Data under study
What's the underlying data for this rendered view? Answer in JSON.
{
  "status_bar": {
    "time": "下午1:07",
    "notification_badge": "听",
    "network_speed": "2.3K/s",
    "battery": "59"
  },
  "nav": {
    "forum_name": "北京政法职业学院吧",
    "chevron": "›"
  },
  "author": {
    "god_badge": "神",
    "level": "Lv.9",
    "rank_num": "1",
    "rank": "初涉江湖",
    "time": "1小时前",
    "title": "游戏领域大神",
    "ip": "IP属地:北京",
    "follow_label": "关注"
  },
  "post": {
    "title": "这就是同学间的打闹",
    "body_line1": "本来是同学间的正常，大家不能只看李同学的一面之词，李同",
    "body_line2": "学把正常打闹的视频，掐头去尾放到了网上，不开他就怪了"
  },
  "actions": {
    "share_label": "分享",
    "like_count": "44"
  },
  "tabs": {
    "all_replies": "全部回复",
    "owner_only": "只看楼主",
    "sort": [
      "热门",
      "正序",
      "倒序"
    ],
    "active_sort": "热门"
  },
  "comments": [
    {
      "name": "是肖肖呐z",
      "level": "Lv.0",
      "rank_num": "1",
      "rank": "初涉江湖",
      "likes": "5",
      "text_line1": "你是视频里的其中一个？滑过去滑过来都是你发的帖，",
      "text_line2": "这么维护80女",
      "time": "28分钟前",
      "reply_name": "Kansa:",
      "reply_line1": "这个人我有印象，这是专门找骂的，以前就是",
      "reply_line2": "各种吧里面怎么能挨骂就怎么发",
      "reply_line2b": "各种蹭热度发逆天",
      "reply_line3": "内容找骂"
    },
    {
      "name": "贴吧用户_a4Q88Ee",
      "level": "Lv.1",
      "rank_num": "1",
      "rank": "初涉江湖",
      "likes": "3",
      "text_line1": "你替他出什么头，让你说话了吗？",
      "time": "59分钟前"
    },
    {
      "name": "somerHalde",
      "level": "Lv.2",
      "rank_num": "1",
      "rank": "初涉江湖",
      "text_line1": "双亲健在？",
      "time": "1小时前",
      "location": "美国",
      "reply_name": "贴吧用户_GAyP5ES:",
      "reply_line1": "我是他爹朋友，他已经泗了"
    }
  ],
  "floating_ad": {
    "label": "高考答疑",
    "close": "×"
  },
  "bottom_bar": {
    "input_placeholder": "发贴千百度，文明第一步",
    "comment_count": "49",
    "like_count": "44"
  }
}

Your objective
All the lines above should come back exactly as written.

Result of this task
What's the underlying data for this rendered view? Answer in JSON.
{
  "status_bar": {
    "time": "下午1:07",
    "notification_badge": "听",
    "network_speed": "2.3K/s",
    "battery": "59"
  },
  "nav": {
    "forum_name": "北京政法职业学院吧",
    "chevron": "›"
  },
  "author": {
    "god_badge": "神",
    "level": "Lv.9",
    "rank_num": "1",
    "rank": "初涉江湖",
    "time": "1小时前",
    "title": "游戏领域大神",
    "ip": "IP属地:北京",
    "follow_label": "关注"
  },
  "post": {
    "title": "这就是同学间的打闹",
    "body_line1": "本来是同学间的正常，大家不能只看李同学的一面之词，李同",
    "body_line2": "学把正常打闹的视频，掐头去尾放到了网上，不开他就怪了"
  },
  "actions": {
    "share_label": "分享",
    "like_count": "44"
  },
  "tabs": {
    "all_replies": "全部回复",
    "owner_only": "只看楼主",
    "sort": [
      "热门",
      "正序",
      "倒序"
    ],
    "active_sort": "热门"
  },
  "comments": [
    {
      "name": "是肖肖呐z",
      "level": "Lv.0",
      "rank_num": "1",
      "rank": "初涉江湖",
      "likes": "5",
      "text_line1": "你是视频里的其中一个？滑过去滑过来都是你发的帖，",
      "text_line2": "这么维护80女",
      "time": "28分钟前",
      "reply_name": "Kansa:",
      "reply_line1": "这个人我有印象，这是专门找骂的，以前就是",
      "reply_line2": "各种吧里面怎么能挨骂就怎么发",
      "reply_line2b": "各种蹭热度发逆天",
      "reply_line3": "内容找骂"
    },
    {
      "name": "贴吧用户_a4Q88Ee",
      "level": "Lv.1",
      "rank_num": "1",
      "rank": "初涉江湖",
      "likes": "3",
      "text_line1": "你替他出什么头，让你说话了吗？",
      "time": "59分钟前"
    },
    {
      "name": "somerHalde",
      "level": "Lv.2",
      "rank_num": "1",
      "rank": "初涉江湖",
      "text_line1": "双亲健在？",
      "time": "1小时前",
      "location": "美国",
      "reply_name": "贴吧用户_GAyP5ES:",
      "reply_line1": "我是他爹朋友，他已经泗了"
    }
  ],
  "floating_ad": {
    "label": "高考答疑",
    "close": "×"
  },
  "bottom_bar": {
    "input_placeholder": "发贴千百度，文明第一步",
    "comment_count": "49",
    "like_count": "44"
  }
}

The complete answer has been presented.